The setting is a carefully crafted miniature village, with several tiny single room abode — and single entrance — constructed with mostly locally sourced natural materials ( twigs, coconut bark, and ferns ) amidst logs pilings protected from cats. the mice village sits side by side a chestnut tree , peaceful, in the backyard garden of this Sheffield home.
This oddly unique ‘ prairiesque’ hamlet is home to George, the cheerful little field mice, and his family , adopted by Simon Dell, a UK nature photographer who spends hours chronicling his merry life with that of his partner and expected liters. George had charmed his way into the photographer’s heart , who has in turn accommodated the marry mice in his well crafted miniature village.
Dell, had stumbled upon “George”– while he fled from the neighborhood cats– during his nature walk and decided to offer him shelter considering and food to as a sort of curiosity which so far has gathered support on his daily Facebook page. .
“Being a keen wildlife photographer I am often taking photos of birds on the feeders in the garden. Then one day I looked down to see a very cute little house mouse standing up in the grass.”
The initial log pilings offered little shelter, so Dell set to task fitting it with tunnels and internal spacing, and adding several opening to allow easy movement. All of his effort accumulated in a miniaturized mice village for little George to run around; safe from his natural enemies.
Confluence (Our Changing Seas V) pays homage to Indonesia’s coral reefs and the value they provide to Indonesians and the world. the monumental, intricately hand-detailed ceramic coral reef sculptural installation is set to inspires a sense of excitement in viewers about the connections we share to reefs while empowering individuals and policymakers to act to conserve. it seeks to celebrate the fragile beauty, diversity and value of Indonesia’s vibrant reefs while highlighting the human-caused threats they face.
Indonesia lies at the heart of the Coral Triangle—the ‘Amazon of the sea.’ With more invertebrate species than anywhere else on the planet and nearly 4,000 species of fish, this exceptional region provides food, livelihoods, coastal protection and joy to nearly 400 million people across six countries. Indonesia’s archipelago of over 17,000 islands is a keystone for this rich ecosystem, with the health of its human population directly linked to that of the reef. Yet today it faces unprecedented threats.
Chosing to use ceramic as a source material for its presence in coral as calcium carbonate, the installation was specifically handcrafted to fit in the underlining aesthetic of mundane glazes and ceramic wares.
Photos by Amanda Brooks for Art in Embassies, US Department of State
Corals are so sensitive that the slightest change to the temperature or chemistry of surrounding seawater can cause rapid devastation. Sea temperatures warmed by climate change stress corals and force them to lose the colorful algae that live within their tissues and provide an important food source, causing these coral hosts to ‘bleach’ white and starve. The installation was commissioned for permanent collection in the the U.S. Department of State’s Office of Art indonesia.
Courtney Mattison is an internationally recognized artist and ocean advocate working to inspire policy makers and the public to conserve our changing seas.
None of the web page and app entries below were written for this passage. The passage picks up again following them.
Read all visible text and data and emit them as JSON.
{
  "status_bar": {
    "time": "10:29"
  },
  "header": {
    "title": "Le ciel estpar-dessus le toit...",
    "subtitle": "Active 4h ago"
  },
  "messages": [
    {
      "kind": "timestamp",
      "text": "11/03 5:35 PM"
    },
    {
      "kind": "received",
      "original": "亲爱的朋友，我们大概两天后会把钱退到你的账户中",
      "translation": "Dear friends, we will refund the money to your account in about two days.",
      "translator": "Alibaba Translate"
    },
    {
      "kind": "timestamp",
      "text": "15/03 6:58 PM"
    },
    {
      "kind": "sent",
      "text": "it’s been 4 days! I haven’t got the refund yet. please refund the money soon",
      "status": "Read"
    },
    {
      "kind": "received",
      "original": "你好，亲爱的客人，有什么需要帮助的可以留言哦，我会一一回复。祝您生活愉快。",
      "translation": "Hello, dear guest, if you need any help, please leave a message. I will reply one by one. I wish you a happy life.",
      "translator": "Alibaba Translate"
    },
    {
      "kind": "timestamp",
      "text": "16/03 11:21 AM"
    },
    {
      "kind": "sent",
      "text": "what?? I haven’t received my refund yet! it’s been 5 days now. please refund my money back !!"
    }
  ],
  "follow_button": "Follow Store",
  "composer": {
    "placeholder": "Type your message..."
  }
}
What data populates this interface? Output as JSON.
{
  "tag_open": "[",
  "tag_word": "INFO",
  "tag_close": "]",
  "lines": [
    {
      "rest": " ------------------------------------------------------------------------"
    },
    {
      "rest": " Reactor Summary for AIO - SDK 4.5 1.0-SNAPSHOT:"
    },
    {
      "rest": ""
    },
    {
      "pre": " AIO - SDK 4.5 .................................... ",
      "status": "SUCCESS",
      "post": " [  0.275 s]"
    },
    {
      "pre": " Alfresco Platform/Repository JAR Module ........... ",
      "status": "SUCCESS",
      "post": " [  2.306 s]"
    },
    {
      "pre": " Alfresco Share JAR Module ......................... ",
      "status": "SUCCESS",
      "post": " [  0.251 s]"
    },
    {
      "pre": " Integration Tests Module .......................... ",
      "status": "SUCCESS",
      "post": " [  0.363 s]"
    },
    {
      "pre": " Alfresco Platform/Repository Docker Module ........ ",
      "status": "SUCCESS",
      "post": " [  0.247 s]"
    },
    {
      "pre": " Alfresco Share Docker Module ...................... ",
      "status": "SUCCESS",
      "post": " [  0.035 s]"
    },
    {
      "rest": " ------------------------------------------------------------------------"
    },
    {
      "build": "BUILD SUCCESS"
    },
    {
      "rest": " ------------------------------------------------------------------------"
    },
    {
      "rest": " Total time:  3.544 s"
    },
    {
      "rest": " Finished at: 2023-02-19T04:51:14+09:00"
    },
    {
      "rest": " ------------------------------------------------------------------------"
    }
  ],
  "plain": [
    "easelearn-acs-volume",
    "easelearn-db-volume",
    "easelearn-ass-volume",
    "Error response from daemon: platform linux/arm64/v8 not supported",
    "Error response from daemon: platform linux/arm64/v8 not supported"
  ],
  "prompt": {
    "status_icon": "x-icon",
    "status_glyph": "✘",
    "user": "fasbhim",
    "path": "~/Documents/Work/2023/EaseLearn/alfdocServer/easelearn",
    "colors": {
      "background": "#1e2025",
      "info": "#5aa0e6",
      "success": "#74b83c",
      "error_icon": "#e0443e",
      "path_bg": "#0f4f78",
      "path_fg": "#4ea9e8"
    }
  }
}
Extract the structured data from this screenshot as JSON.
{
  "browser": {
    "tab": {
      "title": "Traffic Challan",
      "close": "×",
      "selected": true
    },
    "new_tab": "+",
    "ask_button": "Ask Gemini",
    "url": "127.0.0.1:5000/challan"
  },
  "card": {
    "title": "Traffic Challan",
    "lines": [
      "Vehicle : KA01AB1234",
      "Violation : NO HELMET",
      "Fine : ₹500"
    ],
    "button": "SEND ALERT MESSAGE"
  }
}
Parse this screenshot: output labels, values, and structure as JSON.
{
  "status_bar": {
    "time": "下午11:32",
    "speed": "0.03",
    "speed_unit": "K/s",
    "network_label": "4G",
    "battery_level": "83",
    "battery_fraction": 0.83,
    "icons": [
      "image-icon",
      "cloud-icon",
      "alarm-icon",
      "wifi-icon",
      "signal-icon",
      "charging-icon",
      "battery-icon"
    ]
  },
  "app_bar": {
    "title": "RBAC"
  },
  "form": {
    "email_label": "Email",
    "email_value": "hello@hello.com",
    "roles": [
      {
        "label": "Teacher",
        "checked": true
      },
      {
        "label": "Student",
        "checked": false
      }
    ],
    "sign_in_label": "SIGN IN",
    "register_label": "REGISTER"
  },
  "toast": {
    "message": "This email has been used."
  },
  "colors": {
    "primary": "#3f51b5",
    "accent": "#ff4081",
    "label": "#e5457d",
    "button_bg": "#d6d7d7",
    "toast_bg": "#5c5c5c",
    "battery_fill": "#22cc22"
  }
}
She creates intricately detailed ceramic sculptural works inspired by the fragile beauty of coral reefs and the human-caused threats they face in an effort to promote awareness for the protection of our blue planet.
Rainbow Grandpa started painting street art on the walls of the houses in hope to save his village from demolition. Now, it has become a designated cultural area attracting millions of tourists.
96-year-old Huang who saved his home from demolition thanks to his incredible artwork. He started painting his Taiwanese village seven years ago and his colourful images have helped it to become one of Taichung City’s leading tourist attractions. More than a million visitors come here every year to see Huang’s wonderful work.